This “utilitarian, yet stylish,” windbreaker comes recommended by Jamie Leilani Pelayo, the co-founder and chief strategy officer of wellness brand natureofthings. While it looks expensive, the price point means “you don’t have to be too precious with it.” Pelayo loves it in the ice-gray shade, but the jacket comes in four other neutrals including black, beige, navy, and army green. It’s also size inclusive, going up to a 4XL.
“I love a versatile spring jacket that doubles as a raincoat,” says plus-size style expert Rachel Richardson. She pointed us toward this size-inclusive Loft raincoat, which is available up to a size 26 and comes in regular, petite, and tall fits. “Fashion meets function with details like a drawstring hood, luxe metallic hardware, and a relaxed fit,” she says of the coat’s appealing features.
Best under-$200 warm-weather rain jackets for women
Taylor, who told us about the men’s United by Blue Rain Shell, also recommends the women’s version, which is made from the same breathable, 100 percent recycled polyester material.
“The toggle cords give it a more modern take on your traditional raincoat,” says Caroline Maguire, the fashion director of Shopbop, who adds that she loves how “this raincoat is sheer, so you can still see your outfit underneath.” For a styling tip, she suggests cinching the bottom of the jacket “to give it more shape; it’ll look like a cool anorak.” If you’re not into full transparency, the coat comes in slightly more opaque, but still translucent, red, blue, yellow, black, and olive colors.
Here’s another coat from Hunter, a British brand known for making boots and jackets that can withstand monsoon-level downpours.
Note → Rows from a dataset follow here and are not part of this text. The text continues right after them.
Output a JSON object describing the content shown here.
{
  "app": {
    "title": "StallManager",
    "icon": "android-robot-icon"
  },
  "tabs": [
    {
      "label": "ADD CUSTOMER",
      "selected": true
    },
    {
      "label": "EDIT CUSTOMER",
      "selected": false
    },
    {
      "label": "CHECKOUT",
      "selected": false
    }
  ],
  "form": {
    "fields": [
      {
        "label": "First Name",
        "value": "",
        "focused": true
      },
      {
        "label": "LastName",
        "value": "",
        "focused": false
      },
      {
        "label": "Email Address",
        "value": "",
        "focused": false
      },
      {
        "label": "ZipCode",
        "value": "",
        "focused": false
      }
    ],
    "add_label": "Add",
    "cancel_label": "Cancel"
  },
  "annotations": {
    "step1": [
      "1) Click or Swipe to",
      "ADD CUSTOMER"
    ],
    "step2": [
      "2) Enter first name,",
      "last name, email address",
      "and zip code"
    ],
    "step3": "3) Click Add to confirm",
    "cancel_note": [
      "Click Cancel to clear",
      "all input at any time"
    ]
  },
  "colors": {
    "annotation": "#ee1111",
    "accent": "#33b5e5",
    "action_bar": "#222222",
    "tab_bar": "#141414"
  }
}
This one comes recommended by Leber, who says there’s no reason a rain jacket needs to be black, navy, or gray — which is why she wears the pink version (though it’s available in lots of other colors, including black and navy). “It has a classic style, so it looks great with jeans, skirts, and casualwear,” she says.
Best splurge-worthy warm-weather rain jackets for women
This Arc’teryx jacket is made from Gore-Tex, which means it’s not only waterproof, but windproof, too, explains Johnson. It is part of the brand’s SL line (SL is short for superlight) and Arc’teryx says it’s designed for summer hiking, so the jacket packs down super-small and won’t take up too much room in your bag. Arc’teryx loyalists swear by the brand’s quality, and former outdoor outfitter Ross Cowan (who we talked to for our guide on the best raincoats for men) told us that while they can be expensive, Arc’teryx pieces are “pretty much perfect.” While it’s on the pricey end, we did find the jacket in a few colors (including olive green and red) in a size extra-small on sale for $179.
For a coat with a “moody, Parisian feel,” Pelayo says to try this one from Sezane. The black patent number is waterproof and cool-looking. It may seem like a trench, but there’s actually a hood to cover your head if you’re caught without an umbrella (the hood is removable, though, if you want that classic trench look). The transitional mid-weight fabric can also take you through the summer and into the fall.